In 1847 he began to act as Privatdozent in the university, and founded with Reinhardt the Archiv fiir pathologische Anatomie and Physiologic, which, after his collaborator's death in 1852, he carried on alone, and in 1848 he went as a member of a government commission to investigate an outbreak of typhus in upper Silesia.
The climate is mild and healthy, although serious epidemics of yellow fever and typhus have occurred.
His extreme ugliness in later life is attributed to an attack of typhus, from which he suffered in 1771.
In the meanwhile typhus and smallpox had broken out amongst the French, many of the national guards were impatient of control, and the German trenches, in spite of difficulties of ground and weather, made steady progress towards the Perches.
Thus malaria and sand-fly fever, dysentery, typhoid and paratyphoid fever, cholera, smallpox, and occasionally typhus fever, eye diseases, oriental sores and indeed any disease conveyed by impure water, flies, contaminated dust or the contagion of sufferers from infectious diseases, are prevalent in the inhabited places along the Persian Gulf, and precautions must always be taken to guard against them.
Some of the epidemics of this period in Italy and Germany are known by the accounts of eminent physicians, as Vochs, Fracastor, Mercurialis, Borgarucci, Ingrassia, Massaria, Amici, &c., (3) whose writings are important because the question of contagion first began to be raised, and also plague had to be distinguished from typhus fever, which began in this century to appear in Europe.
The army diseases of the Civil Wars were chiefly typhus and malarial fevers, but plague was not unknown among them, as at Wallingford Castle (Willis, " Of Feavers," Works, ed.
In plague countries the diseases with which it is most liable to be confounded are malaria, relapsing fever and typhus, or broncho-pneumonia in pneumonic cases.
The diseases to which the act applies are smallpox, cholera, membranous croup, erysipelas, scarlatina or scarlet fever, typhus, typhoid, enteric, relapsing, continued or puerperal fever, and any other infectious disease to which the act has been applied by the local authority of the district in the prescribed manner.
By his almost exhaustive comparison of febrile movements as symptomatic processes Wunderlich dealt the last blow to the expiring doctrine of the "entity" of "fever"; while on the clinical side Bretonneau and Louis, in 1862-1872, by their careful clinical and pathological studies of forms of fever, relieved the new doctrine of the extravagances of Broussais, and prepared the way for the important distinction of enteric from typhus fever by A.
Some plagues, such as typhus fever, have been dispelled; others, such as enteric fever, have been almost banished from large areas; and there is much reason to hope that cholera and plague, if introduced, could not get a footing in western Europe, or in any case could be combated on scientific principles, and greatly reduced.
The annual deathrate per 1000 was 54 per 1000 for the Federal District in 1901, 50 ill 1902, 48 in 1903, 46 in 1904, and 56 in 1905; the increase for the last-mentioned year being due to an epidemic of typhus fever.
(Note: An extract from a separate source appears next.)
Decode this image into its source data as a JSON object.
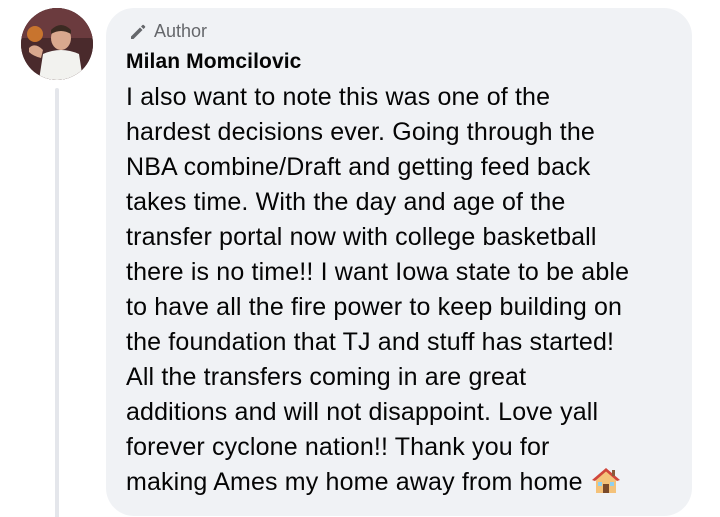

The difference in level between the city and the lake being less than six feet and the lake having no natural outlet, typhus fever became a common epidemic in its lower and poorer sections.
His chief works were First Lines of the Practice of Physic (1774); Institutions of Medicine (1770); and Synopsis Nosologicae Medicae (1785), which contained his classification of diseases into four great classes - (t) Pyrexiae, or febrile diseases, as typhus fever; (2) Neuroses, or nervous diseases, as epilepsy; (3) Cachexiae, or diseases resulting from bad habit of body, as scurvy; L and (4) Locales, or local diseases, as cancer.